By Reuters 19 February 2019
Huawei founder Ren Zhengfei said on Monday that the arrest of his daughter, Huawei Chief Financial Officer Meng Wanzhou, was politically motivated.
“Firstly, I object to what the U.S. has done. This kind of politically motivated act is not acceptable,” Ren told the BBC in an interview.
Canada arrested Meng on Dec. 1 at the request of the United States. Meng was charged with bank and wire fraud to violate American sanctions against Iran.
The U.S. Justice Department denied the charges were politically motivated. “The Justice Department’s criminal case against Huawei CFO Meng Wanzhou is based solely on the evidence and the law. The Department pursues cases free of any political interference and follows the evidence and rule of law in pursuing criminal charges,” spokeswoman Nicole Navas said in an email to Reuters.
Huawei, along with another Chinese network equipment company, ZTE Corp , has been accused by the United States of working at the behest of the Chinese government. The United States has said their equipment could be used to spy on Americans. Huawei has repeatedly denied the claims.
Commenting on the spying concerns, the Huawei founder reiterated that the company will “never undertake” any spying activities.
Huawei, the world’s biggest producer of telecoms equipment, faces intense scrutiny in the West over its relationship with the Chinese government and allegations of enabling state espionage, with the United States calling for its allies not to use its technology.
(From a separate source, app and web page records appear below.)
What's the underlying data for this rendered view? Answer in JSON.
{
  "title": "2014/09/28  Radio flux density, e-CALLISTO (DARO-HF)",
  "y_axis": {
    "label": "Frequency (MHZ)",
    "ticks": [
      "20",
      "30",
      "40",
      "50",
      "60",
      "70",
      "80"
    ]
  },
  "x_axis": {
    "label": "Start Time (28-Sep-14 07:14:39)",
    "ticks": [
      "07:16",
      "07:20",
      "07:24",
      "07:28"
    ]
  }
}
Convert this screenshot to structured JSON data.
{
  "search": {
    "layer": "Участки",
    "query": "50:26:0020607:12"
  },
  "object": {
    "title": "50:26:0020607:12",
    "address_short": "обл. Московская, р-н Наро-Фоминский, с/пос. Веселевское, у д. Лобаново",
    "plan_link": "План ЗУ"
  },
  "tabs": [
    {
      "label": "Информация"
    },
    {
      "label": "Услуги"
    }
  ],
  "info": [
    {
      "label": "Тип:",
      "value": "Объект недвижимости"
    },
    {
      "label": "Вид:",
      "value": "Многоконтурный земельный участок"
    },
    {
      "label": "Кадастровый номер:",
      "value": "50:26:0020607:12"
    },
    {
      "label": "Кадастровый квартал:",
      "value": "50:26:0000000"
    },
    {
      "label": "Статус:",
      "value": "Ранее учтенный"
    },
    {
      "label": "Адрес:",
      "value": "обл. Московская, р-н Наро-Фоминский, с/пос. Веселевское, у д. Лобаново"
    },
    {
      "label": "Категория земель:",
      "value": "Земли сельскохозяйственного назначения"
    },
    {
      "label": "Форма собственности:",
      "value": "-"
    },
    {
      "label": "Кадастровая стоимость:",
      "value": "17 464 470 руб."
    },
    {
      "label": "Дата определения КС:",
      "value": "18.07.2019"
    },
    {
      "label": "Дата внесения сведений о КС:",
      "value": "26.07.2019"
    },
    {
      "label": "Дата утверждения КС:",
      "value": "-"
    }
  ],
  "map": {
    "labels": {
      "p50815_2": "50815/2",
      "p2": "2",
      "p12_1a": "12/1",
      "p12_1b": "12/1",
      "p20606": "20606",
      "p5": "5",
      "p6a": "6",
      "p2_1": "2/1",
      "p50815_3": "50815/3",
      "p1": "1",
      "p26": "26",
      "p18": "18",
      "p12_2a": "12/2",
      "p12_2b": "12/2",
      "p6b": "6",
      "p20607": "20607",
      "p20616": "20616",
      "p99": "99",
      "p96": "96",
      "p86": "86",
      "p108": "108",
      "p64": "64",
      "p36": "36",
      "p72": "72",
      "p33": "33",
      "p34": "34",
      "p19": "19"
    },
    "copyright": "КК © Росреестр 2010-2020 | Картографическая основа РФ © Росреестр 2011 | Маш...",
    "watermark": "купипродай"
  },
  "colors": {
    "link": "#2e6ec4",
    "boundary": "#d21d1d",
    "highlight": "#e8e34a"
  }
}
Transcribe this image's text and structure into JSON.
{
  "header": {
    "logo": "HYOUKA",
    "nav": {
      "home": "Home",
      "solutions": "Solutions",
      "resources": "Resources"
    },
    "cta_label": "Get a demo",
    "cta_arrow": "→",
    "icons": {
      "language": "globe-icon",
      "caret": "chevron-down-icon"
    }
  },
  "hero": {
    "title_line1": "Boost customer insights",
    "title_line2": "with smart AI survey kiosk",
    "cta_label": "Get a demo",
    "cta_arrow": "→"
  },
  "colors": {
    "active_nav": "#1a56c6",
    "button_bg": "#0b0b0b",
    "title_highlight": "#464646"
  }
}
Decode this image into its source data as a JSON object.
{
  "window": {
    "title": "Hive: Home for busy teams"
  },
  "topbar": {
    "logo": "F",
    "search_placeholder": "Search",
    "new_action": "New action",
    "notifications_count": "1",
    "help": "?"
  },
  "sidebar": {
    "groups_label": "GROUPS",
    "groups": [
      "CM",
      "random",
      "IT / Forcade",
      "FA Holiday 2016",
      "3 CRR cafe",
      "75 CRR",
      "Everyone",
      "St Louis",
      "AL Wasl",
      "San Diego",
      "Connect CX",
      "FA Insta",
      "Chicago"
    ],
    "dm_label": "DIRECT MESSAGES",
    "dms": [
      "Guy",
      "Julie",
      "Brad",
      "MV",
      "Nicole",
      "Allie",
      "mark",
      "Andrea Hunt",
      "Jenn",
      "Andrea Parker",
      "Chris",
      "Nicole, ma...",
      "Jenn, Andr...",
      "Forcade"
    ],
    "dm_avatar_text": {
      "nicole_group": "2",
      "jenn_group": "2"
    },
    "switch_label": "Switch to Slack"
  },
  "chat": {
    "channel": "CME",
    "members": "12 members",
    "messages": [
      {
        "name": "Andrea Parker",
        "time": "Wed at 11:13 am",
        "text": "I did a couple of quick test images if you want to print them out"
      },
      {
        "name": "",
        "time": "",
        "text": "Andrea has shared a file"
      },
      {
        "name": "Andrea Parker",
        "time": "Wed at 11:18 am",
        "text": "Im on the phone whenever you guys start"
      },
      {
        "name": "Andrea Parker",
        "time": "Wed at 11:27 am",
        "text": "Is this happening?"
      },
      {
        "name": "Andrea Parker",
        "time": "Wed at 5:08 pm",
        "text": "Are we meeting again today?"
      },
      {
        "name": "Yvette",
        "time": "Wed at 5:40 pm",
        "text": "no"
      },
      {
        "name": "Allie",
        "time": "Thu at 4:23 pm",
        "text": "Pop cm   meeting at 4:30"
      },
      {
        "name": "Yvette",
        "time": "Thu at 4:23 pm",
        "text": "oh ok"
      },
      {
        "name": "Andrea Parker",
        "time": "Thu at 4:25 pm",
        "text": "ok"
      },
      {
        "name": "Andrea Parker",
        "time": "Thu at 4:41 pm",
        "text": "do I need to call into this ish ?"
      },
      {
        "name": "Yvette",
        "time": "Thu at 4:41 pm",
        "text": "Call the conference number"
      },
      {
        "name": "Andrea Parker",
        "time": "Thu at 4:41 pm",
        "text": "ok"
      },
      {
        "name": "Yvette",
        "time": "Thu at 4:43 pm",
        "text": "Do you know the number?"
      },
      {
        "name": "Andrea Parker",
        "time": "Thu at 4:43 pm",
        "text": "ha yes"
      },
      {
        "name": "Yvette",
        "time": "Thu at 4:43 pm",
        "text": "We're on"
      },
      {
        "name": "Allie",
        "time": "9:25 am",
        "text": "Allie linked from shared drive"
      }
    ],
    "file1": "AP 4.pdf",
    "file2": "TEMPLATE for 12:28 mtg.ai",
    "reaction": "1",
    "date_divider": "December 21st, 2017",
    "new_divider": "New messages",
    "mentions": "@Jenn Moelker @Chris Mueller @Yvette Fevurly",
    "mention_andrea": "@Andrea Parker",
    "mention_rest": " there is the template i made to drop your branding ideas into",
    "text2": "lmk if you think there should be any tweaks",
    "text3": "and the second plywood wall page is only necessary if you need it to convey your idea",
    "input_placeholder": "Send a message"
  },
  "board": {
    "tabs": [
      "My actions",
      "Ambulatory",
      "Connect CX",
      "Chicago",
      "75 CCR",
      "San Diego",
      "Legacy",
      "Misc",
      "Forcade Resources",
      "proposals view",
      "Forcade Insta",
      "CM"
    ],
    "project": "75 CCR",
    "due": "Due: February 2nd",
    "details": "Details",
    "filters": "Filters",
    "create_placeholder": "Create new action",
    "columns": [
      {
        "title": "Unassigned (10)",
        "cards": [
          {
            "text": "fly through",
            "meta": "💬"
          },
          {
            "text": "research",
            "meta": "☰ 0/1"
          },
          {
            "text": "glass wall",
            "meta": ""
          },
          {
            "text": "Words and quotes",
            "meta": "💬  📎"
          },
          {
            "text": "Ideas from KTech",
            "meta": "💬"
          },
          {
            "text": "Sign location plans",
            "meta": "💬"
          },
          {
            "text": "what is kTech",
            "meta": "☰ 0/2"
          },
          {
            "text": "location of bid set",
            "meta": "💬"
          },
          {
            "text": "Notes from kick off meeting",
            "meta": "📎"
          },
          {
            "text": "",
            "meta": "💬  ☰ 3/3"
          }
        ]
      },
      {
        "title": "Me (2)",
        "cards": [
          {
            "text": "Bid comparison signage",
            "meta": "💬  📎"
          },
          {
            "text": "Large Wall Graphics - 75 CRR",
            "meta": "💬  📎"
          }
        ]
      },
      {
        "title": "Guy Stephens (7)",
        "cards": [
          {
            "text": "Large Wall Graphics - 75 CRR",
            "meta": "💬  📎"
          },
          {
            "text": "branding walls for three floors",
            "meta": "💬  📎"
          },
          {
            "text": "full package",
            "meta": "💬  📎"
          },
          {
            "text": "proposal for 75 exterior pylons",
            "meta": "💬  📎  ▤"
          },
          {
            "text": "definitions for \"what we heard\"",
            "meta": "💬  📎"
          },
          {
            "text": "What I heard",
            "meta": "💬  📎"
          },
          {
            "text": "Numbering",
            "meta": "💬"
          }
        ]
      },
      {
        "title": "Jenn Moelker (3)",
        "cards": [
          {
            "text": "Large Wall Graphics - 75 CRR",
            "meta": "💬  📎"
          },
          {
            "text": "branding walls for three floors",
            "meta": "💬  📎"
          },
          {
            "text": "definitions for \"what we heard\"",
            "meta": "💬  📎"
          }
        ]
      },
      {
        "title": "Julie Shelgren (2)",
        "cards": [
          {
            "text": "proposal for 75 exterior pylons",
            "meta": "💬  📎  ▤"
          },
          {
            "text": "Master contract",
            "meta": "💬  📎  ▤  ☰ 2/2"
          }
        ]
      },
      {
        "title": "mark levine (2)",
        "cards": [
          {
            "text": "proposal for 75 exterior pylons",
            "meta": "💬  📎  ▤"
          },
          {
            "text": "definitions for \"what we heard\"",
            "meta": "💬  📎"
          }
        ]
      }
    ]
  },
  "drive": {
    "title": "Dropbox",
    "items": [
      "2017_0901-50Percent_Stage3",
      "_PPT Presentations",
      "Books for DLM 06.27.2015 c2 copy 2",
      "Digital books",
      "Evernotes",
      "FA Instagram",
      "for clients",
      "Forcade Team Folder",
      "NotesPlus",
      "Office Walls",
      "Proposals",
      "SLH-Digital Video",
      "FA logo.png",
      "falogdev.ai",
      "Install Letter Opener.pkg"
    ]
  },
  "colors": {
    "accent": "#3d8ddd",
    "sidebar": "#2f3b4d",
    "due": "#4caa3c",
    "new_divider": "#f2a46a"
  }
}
Ren said the company could downsize to weather such attempts by the United States.
“The world cannot leave us because we are more advanced. Even if they (U.S.) persuade more countries not to use us temporarily, we can always scale things down a bit,” he added.
In comments on a potential ban in the UK, Ren said it would not make the company withdraw its UK investments, adding that it will shift its investments to the UK from the United States if U.S. actions against Huawei continue.
“We will invest even more in the UK. Because if the U.S. doesn’t trust us, then we will shift our investment from the U.S. to the UK on an even bigger scale,” Ken told the BBC.
Reuters reported earlier on Monday that British security officials do not support a full ban of Huawei from national telecoms networks despite U.S. allegations against the Chinese firm.